[DATA FOR THIS EXERCISE]
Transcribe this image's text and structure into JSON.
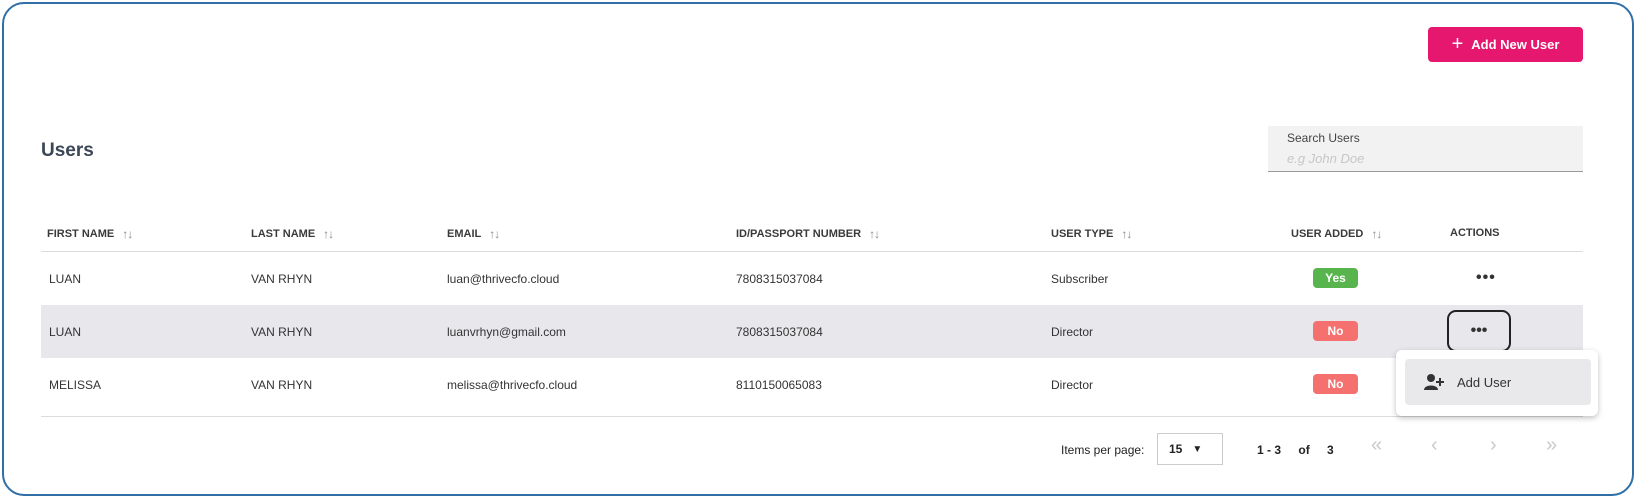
{
  "header": {
    "add_user_label": "Add New User"
  },
  "page": {
    "title": "Users"
  },
  "search": {
    "label": "Search Users",
    "placeholder": "e.g John Doe"
  },
  "table": {
    "columns": [
      "FIRST NAME",
      "LAST NAME",
      "EMAIL",
      "ID/PASSPORT NUMBER",
      "USER TYPE",
      "USER ADDED",
      "ACTIONS"
    ],
    "rows": [
      {
        "first_name": "LUAN",
        "last_name": "VAN RHYN",
        "email": "luan@thrivecfo.cloud",
        "id_number": "7808315037084",
        "user_type": "Subscriber",
        "user_added": "Yes"
      },
      {
        "first_name": "LUAN",
        "last_name": "VAN RHYN",
        "email": "luanvrhyn@gmail.com",
        "id_number": "7808315037084",
        "user_type": "Director",
        "user_added": "No"
      },
      {
        "first_name": "MELISSA",
        "last_name": "VAN RHYN",
        "email": "melissa@thrivecfo.cloud",
        "id_number": "8110150065083",
        "user_type": "Director",
        "user_added": "No"
      }
    ],
    "actions_glyph": "•••"
  },
  "context_menu": {
    "item_label": "Add User",
    "item_icon": "user-plus-icon"
  },
  "pagination": {
    "items_per_page_label": "Items per page:",
    "items_per_page_value": "15",
    "range_text": "1 - 3",
    "of_label": "of",
    "total": "3"
  },
  "colors": {
    "accent": "#e5176f",
    "yes": "#58b54e",
    "no": "#f4716f",
    "frame": "#2f6fa6"
  }
}
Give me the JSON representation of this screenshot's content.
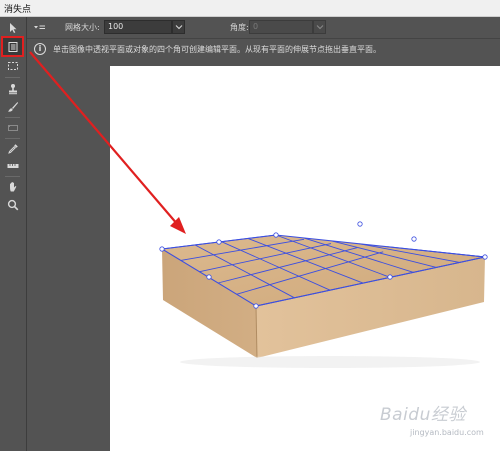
{
  "window": {
    "title": "消失点"
  },
  "options": {
    "grid_size_label": "网格大小:",
    "grid_size_value": "100",
    "angle_label": "角度:",
    "angle_value": "0"
  },
  "info": {
    "text": "单击图像中透视平面或对象的四个角可创建编辑平面。从现有平面的伸展节点拖出垂直平面。"
  },
  "tools": [
    {
      "name": "edit-plane",
      "icon": "arrow-select-icon"
    },
    {
      "name": "create-plane",
      "icon": "create-plane-icon",
      "active": true
    },
    {
      "name": "marquee",
      "icon": "marquee-icon"
    },
    {
      "name": "stamp",
      "icon": "stamp-icon"
    },
    {
      "name": "brush",
      "icon": "brush-icon"
    },
    {
      "name": "transform",
      "icon": "transform-icon"
    },
    {
      "name": "eyedropper",
      "icon": "eyedropper-icon"
    },
    {
      "name": "measure",
      "icon": "ruler-icon"
    },
    {
      "name": "hand",
      "icon": "hand-icon"
    },
    {
      "name": "zoom",
      "icon": "zoom-icon"
    }
  ],
  "watermark": {
    "brand": "Baidu经验",
    "url": "jingyan.baidu.com"
  },
  "colors": {
    "panel": "#535353",
    "annotation_red": "#e02020",
    "grid_blue": "#3c4fe0",
    "box_tan": "#d8b48b"
  }
}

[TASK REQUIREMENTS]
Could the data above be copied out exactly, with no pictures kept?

[TASK RESULT]
Transcribe this image's text and structure into JSON.
{
  "header": {
    "add_user_label": "Add New User"
  },
  "page": {
    "title": "Users"
  },
  "search": {
    "label": "Search Users",
    "placeholder": "e.g John Doe"
  },
  "table": {
    "columns": [
      "FIRST NAME",
      "LAST NAME",
      "EMAIL",
      "ID/PASSPORT NUMBER",
      "USER TYPE",
      "USER ADDED",
      "ACTIONS"
    ],
    "rows": [
      {
        "first_name": "LUAN",
        "last_name": "VAN RHYN",
        "email": "luan@thrivecfo.cloud",
        "id_number": "7808315037084",
        "user_type": "Subscriber",
        "user_added": "Yes"
      },
      {
        "first_name": "LUAN",
        "last_name": "VAN RHYN",
        "email": "luanvrhyn@gmail.com",
        "id_number": "7808315037084",
        "user_type": "Director",
        "user_added": "No"
      },
      {
        "first_name": "MELISSA",
        "last_name": "VAN RHYN",
        "email": "melissa@thrivecfo.cloud",
        "id_number": "8110150065083",
        "user_type": "Director",
        "user_added": "No"
      }
    ],
    "actions_glyph": "•••"
  },
  "context_menu": {
    "item_label": "Add User",
    "item_icon": "user-plus-icon"
  },
  "pagination": {
    "items_per_page_label": "Items per page:",
    "items_per_page_value": "15",
    "range_text": "1 - 3",
    "of_label": "of",
    "total": "3"
  },
  "colors": {
    "accent": "#e5176f",
    "yes": "#58b54e",
    "no": "#f4716f",
    "frame": "#2f6fa6"
  }
}
Give me the JSON representation of this screenshot's content.
{
  "window": {
    "title": "消失点"
  },
  "options": {
    "grid_size_label": "网格大小:",
    "grid_size_value": "100",
    "angle_label": "角度:",
    "angle_value": "0"
  },
  "info": {
    "text": "单击图像中透视平面或对象的四个角可创建编辑平面。从现有平面的伸展节点拖出垂直平面。"
  },
  "tools": [
    {
      "name": "edit-plane",
      "icon": "arrow-select-icon"
    },
    {
      "name": "create-plane",
      "icon": "create-plane-icon",
      "active": true
    },
    {
      "name": "marquee",
      "icon": "marquee-icon"
    },
    {
      "name": "stamp",
      "icon": "stamp-icon"
    },
    {
      "name": "brush",
      "icon": "brush-icon"
    },
    {
      "name": "transform",
      "icon": "transform-icon"
    },
    {
      "name": "eyedropper",
      "icon": "eyedropper-icon"
    },
    {
      "name": "measure",
      "icon": "ruler-icon"
    },
    {
      "name": "hand",
      "icon": "hand-icon"
    },
    {
      "name": "zoom",
      "icon": "zoom-icon"
    }
  ],
  "watermark": {
    "brand": "Baidu经验",
    "url": "jingyan.baidu.com"
  },
  "colors": {
    "panel": "#535353",
    "annotation_red": "#e02020",
    "grid_blue": "#3c4fe0",
    "box_tan": "#d8b48b"
  }
}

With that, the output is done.